Seed flats staying warm in the mini greenhouse

Double-digging in our crappy soil is tough! In fact, I’m planning to devote a whole post to my experience with double-digging in the rocky Edwards Plateau soil. We’re hoping to get the east bed prepped soon so we can stay on schedule with the rest of the plants. Unfortunately, the first day of spring isn’t bringing us much nice weather to work with today. Maybe tomorrow…

Biointensive gardening

Mixing in more compost after double-digging first plot

Biointensive gardening

Last summer, after our plants finally gave in to the Austin heat, I was perusing the garden blogs (probably homegrownevolution.com) looking for inspirations to improve our garden. I happened upon a post about a book called How to Grow More Vegetables: And Fruits, Nuts, Berries, Grains and Other Crops Than You Ever Thought Possible on Less Land Than You Can Imagine by John Jeavons, and decided that the title alone was enough for me to bite. So, I went to the library and checked it out, and sure enough, I was quite intrigued. How to Grow More Vegetables is the primer on biointensive gardening, a method of gardening that focuses on maximizing your food production and improving your soil. The book claimed that I could grow tons of vegetables (and fruits, nuts, berries…) using only 100 sq. ft. of land, and to top it off, it wouldn’t be that hard or take that much time. Actually, I guess the most important thing about biointensive gardening is that the long-term goal is to create a sustainable garden, one that doesn’t require any external ingredients like soil, fertilizer, or even seeds. Quite lofty, but it made me want to give it a go.

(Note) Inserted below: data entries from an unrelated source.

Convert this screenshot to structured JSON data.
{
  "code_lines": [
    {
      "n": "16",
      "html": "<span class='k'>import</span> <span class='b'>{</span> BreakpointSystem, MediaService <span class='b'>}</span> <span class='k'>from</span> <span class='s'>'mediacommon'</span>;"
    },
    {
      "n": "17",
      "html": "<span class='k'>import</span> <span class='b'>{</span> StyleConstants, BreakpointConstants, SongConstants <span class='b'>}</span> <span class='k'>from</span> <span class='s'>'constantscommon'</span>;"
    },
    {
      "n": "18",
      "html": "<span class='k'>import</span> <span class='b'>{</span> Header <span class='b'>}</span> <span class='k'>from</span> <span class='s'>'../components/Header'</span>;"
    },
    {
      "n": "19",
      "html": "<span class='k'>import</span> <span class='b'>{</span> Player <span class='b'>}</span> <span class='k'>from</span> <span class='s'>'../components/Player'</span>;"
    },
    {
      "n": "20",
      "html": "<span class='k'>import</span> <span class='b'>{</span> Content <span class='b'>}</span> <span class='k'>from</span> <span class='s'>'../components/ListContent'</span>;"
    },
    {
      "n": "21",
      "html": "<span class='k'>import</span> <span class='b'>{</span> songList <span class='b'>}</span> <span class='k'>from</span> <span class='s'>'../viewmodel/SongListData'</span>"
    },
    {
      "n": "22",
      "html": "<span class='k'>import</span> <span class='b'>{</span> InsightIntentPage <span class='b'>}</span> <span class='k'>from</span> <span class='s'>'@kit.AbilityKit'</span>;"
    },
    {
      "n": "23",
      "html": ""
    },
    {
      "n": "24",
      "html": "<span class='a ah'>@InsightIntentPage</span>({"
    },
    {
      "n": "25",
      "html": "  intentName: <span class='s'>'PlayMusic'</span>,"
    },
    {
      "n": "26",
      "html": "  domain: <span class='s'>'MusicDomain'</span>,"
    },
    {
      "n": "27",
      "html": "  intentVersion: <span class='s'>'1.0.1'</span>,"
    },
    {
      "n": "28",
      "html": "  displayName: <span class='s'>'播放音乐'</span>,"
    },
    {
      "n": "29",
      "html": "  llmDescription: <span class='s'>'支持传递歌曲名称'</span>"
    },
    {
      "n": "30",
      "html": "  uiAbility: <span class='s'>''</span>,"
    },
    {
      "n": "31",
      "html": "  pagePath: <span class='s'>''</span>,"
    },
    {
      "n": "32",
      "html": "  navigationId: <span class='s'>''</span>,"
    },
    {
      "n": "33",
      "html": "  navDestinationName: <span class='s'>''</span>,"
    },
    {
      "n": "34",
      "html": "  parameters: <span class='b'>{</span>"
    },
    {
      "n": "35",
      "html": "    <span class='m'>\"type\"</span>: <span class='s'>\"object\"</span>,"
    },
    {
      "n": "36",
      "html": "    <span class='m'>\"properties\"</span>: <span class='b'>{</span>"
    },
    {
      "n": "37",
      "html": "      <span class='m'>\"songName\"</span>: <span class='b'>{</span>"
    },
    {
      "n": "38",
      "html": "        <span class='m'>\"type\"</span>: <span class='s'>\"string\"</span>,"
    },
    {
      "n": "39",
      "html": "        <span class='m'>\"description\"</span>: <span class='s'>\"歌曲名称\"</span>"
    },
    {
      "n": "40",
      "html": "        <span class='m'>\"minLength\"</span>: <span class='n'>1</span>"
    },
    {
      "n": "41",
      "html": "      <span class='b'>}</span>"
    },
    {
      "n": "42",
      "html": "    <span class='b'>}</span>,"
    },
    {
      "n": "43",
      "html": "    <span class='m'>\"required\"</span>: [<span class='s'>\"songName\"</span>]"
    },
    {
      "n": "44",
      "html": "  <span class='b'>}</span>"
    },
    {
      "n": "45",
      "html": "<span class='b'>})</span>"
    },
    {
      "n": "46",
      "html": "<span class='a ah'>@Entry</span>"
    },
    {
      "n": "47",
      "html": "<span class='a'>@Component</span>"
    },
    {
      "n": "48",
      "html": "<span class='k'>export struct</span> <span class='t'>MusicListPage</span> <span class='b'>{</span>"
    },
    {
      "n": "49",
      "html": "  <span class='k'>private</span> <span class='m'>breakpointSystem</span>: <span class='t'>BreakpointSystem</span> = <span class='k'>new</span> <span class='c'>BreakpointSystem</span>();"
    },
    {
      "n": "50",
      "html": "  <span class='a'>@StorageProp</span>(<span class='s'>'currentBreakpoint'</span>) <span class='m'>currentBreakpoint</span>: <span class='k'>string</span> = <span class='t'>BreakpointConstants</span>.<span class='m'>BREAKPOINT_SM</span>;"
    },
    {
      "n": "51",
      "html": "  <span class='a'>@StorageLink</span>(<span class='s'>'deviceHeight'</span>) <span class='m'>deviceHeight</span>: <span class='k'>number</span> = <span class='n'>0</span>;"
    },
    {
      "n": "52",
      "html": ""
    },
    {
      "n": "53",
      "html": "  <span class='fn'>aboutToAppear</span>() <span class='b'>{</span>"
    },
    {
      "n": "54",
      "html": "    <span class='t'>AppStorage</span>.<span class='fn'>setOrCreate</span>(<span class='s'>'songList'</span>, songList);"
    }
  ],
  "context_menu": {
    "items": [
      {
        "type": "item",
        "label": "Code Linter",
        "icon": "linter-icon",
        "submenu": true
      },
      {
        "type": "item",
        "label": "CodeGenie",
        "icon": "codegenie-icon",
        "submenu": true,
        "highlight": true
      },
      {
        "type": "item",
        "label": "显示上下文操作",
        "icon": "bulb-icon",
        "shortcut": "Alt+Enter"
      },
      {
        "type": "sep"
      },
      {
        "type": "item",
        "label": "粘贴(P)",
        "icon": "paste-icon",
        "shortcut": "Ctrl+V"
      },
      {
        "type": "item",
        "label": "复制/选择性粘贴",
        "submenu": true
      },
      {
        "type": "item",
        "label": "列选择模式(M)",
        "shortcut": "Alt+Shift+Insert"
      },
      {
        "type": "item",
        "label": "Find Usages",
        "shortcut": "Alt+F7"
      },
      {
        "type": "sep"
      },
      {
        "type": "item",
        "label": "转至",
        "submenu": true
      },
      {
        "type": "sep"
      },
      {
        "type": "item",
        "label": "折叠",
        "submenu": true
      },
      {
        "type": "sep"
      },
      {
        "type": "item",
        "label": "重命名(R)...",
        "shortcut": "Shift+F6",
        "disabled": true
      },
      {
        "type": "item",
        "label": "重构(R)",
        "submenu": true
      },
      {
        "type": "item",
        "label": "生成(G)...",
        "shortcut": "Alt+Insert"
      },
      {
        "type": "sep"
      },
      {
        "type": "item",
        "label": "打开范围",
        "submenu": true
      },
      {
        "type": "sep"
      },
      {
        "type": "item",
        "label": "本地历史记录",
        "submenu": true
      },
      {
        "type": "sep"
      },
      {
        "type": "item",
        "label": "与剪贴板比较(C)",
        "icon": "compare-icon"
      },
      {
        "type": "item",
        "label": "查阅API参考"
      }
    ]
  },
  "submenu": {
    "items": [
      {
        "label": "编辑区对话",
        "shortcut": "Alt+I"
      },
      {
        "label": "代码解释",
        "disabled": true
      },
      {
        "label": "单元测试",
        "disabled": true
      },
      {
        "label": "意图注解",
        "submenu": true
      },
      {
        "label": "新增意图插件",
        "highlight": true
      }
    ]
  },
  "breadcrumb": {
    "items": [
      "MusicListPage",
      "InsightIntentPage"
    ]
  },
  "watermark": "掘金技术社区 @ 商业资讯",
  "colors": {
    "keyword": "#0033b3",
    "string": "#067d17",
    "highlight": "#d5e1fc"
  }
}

Turns out that Andria and I were fairly busy last fall, so I had to set the biointensive gardening ideas aside for a few months. But now we’re ready. We’ve got some seeds planted, a crappy mini-greenhouse built, and a new pile of brown and green material starting to compost. Here’s to hoping that we can keep this blog useful, current, and interesting, and that we can keep our cats out of the seed flats!

Iz in ur flats squishin ur seedz